Work item –
Copy the full listing exactly, word for word.

================

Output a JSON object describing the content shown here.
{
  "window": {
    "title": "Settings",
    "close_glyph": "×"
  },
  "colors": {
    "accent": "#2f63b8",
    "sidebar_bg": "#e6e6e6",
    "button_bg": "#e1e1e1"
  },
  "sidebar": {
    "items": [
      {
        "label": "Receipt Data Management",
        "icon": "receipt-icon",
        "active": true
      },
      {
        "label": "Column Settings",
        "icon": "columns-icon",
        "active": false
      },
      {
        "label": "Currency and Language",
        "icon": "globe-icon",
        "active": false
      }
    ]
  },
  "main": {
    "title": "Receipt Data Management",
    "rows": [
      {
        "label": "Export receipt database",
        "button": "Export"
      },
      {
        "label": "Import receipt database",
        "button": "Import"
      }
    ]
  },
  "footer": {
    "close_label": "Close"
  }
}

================

Answer section –
Output a JSON object describing the content shown here.
{
  "window": {
    "title": "Settings",
    "close_glyph": "×"
  },
  "colors": {
    "accent": "#2f63b8",
    "sidebar_bg": "#e6e6e6",
    "button_bg": "#e1e1e1"
  },
  "sidebar": {
    "items": [
      {
        "label": "Receipt Data Management",
        "icon": "receipt-icon",
        "active": true
      },
      {
        "label": "Column Settings",
        "icon": "columns-icon",
        "active": false
      },
      {
        "label": "Currency and Language",
        "icon": "globe-icon",
        "active": false
      }
    ]
  },
  "main": {
    "title": "Receipt Data Management",
    "rows": [
      {
        "label": "Export receipt database",
        "button": "Export"
      },
      {
        "label": "Import receipt database",
        "button": "Import"
      }
    ]
  },
  "footer": {
    "close_label": "Close"
  }
}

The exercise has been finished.